BB: I have quite an eclectic style and like to mix trends depending on how I’m feeling. Firstly I like to dress from the shoes up, I build my days outfit once Ive decided on what shoes I’m wearing. If its my wholecuts then sharper tailoring with cravats. Country boots then salvage denim or cropped trousers. Loafers, then most likely to go preppy with chinos and shawl collared cardigans. I like to use accessories to keep outfits fresh. Ties, cravats, ( Drakes is my current obsession ! ) braces, glasses and hats completely change the outfit from one day to the next.
S: Favourite shoe destination?
BB: My wife has booked a trip to Paris in June, where I will drag her around all the French shoe houses. I can’t wait to see the elegance and flair of brands like JM Weston, Berluti, Corthay and Aubercy. It will be interesting to see how it compares to Jermyn Street in Mayfair which is my favourite place in London (well, just behind Bow Lane…)
S: Favourite brands and styles of shoe?
BB: It really helps that I work for one of my favourite brands in footwear, Cheaney. It is so exciting what we are producing at the moment and have the perfect mix of strong classics and more experimental designs coming through for SS15. For clothing, I have just had my first taste of bespoke tailoring at Choppin & Lodge in Cornhill (Bank) and it’s safe to say I’m addicted!!
S: If one shoe could define you, what would it be?
BB: The correspondent two tone brogue. It is flamboyant and bold using contrasting colours or materials but still very classic and refined in the structure of a brogue.
Be sure to pay Marc a visit at:

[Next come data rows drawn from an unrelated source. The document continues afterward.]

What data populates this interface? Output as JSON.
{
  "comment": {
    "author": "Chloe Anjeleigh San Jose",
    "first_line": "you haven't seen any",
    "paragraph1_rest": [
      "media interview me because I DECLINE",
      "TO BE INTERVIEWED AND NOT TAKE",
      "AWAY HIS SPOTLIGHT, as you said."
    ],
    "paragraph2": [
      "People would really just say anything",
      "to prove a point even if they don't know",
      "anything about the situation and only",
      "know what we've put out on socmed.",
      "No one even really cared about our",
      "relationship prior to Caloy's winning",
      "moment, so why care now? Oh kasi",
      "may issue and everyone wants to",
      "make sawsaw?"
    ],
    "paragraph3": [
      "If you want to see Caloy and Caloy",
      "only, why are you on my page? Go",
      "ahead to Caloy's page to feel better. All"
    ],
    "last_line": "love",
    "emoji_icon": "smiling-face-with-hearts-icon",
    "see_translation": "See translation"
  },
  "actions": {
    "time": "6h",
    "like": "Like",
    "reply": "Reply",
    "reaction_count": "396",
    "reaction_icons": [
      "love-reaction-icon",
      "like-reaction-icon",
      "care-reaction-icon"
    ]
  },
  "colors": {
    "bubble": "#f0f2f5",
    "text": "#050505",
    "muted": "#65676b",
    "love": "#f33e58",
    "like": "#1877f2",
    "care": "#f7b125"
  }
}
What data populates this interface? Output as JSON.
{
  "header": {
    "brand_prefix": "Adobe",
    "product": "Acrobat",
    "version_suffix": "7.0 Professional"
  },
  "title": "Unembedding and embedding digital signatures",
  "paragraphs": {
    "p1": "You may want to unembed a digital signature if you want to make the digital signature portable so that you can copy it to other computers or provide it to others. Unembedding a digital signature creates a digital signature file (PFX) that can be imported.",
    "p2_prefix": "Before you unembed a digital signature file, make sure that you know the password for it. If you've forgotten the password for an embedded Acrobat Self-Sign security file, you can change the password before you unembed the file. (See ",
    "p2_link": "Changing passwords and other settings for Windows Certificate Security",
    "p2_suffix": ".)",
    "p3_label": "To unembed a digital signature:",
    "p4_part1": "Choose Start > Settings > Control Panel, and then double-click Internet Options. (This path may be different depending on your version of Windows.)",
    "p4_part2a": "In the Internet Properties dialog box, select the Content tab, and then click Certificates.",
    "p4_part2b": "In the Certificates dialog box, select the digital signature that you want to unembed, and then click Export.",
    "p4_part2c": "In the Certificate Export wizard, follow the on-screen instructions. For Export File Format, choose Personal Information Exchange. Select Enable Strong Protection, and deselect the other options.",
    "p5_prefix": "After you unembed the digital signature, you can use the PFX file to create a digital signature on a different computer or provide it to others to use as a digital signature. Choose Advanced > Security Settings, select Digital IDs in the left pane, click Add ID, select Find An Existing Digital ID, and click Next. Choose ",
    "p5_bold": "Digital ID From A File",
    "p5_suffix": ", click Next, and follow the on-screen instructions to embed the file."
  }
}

Joseph Cheaney & Sons 8 Bow Lane London, EC4M 9EB
Tel 0207 236 4899 cheaney.co.uk
Instagram + twitter: @BeardedBuffer